The New Year is here, which means a new tax season for millions of Americans. While taxes may not be on your radar until closer to the April deadline, now can be the perfect time to begin accounting for all your eligible deductions and scrounging up documentation of your expenses.
To help you pinch some pennies this year for your 2015 tax return, consider these commonly overlooked car-related tax deductions:
Vehicle Loan Interest is NOT Deductible
One important thing to note before getting into the deductions is pointing out one deduction that people mistakenly expect: namely, the interest they paid on their vehicle loan.
Unlike other major loans, such as student loans and home mortgage loans, the interest you pay on your vehicle is not deductible. You are unfortunately going to have to eat that cost, but luckily there are many other deductions you can take advantage of to help make up the difference.
Work-Related Vehicle Use by Mileage
If you happen to use your vehicle for work purposes, you should keep diligent track of the miles you travel and the expenses you incur. Miles spent travelling to and from work do not count, but any travel mileage or vehicle-related expenses you encounter while technically on the clock or on-duty do count towards work-related expense deductions.
One of the simplest ways to receive this deduction is by tracking your vehicle mileage. Make note of any times you have travelled in your vehicle for work purposes other than commuting. Write down your starting and finishing mileage along with specific dates. Documentation like this can make proving your deduction easier should you get audited.
Review IRS publication 463 for a formal list of deductions and amounts. Last year, the deduction amount was 57.5 cents per mile, which may not seem like much but adds up quickly. Employees that are reimbursed for vehicle mileage are not eligible for these deductions though.
Other Work-Related Vehicle Expenses
If you had any other vehicle costs related to work duties, you can deduct those, too. For instance, if you purchased an extra drink holder to help you run food deliveries, that vehicle accessory can be a work expense. If your boss requests that you wash and detail your car before picking up an important client in it, that too can count as a work-related expense. Keep receipts and document dates and reasons for these deductions.
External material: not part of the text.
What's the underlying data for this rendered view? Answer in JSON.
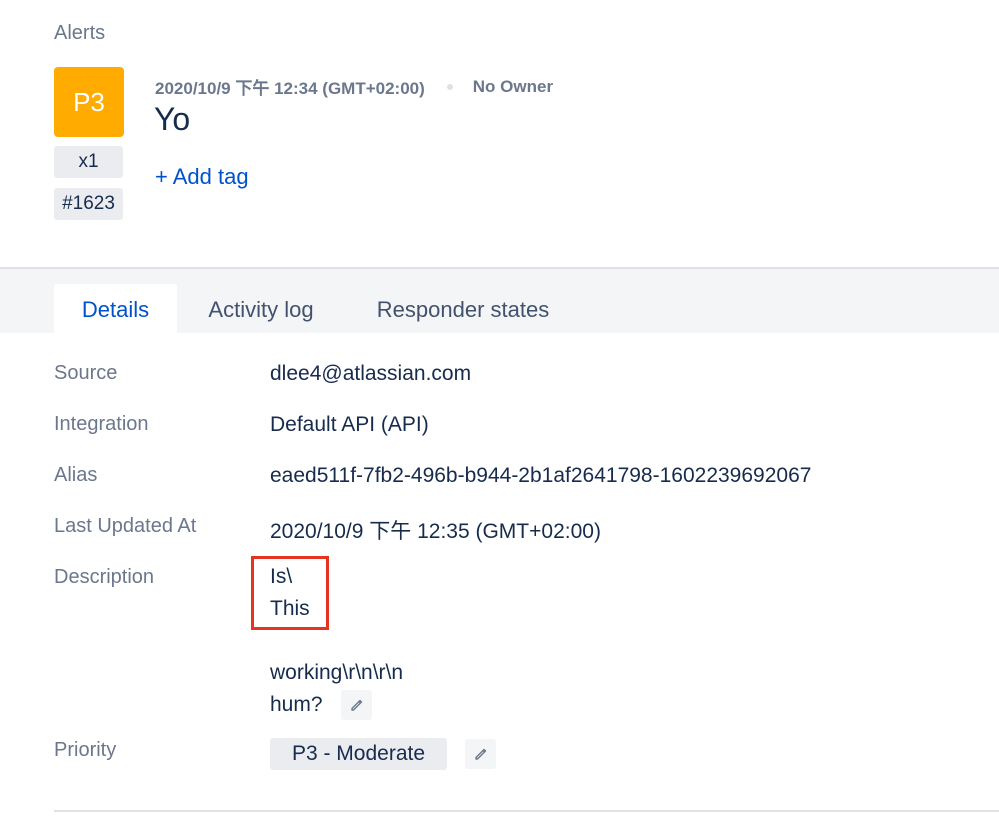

Some drivers may also be able to estimate the portion of vehicle use that goes to work duties and deduct that percentage from their overall expenses. For example, if you use your vehicle for work 20 percent of the time, and you spent $1,000 in regular maintenance throughout 2015, then you could be eligible for a $200 tax deduction.
Other car-related tax deductions include a 14 cent mileage reduction for charity or volunteer work, deductions for relocation more than 50 miles from your original job and more. Contact your local accountant or tax firm to verify eligibility, and make sure you do not miss out on getting money back from all the hard work you put in maintaining your vehicle.
If you are worried about owing money on your tax return, you can consider using Blue Sky’s auto loan refinancing partners to stay on top of your car payments without having to shortchange the IRS.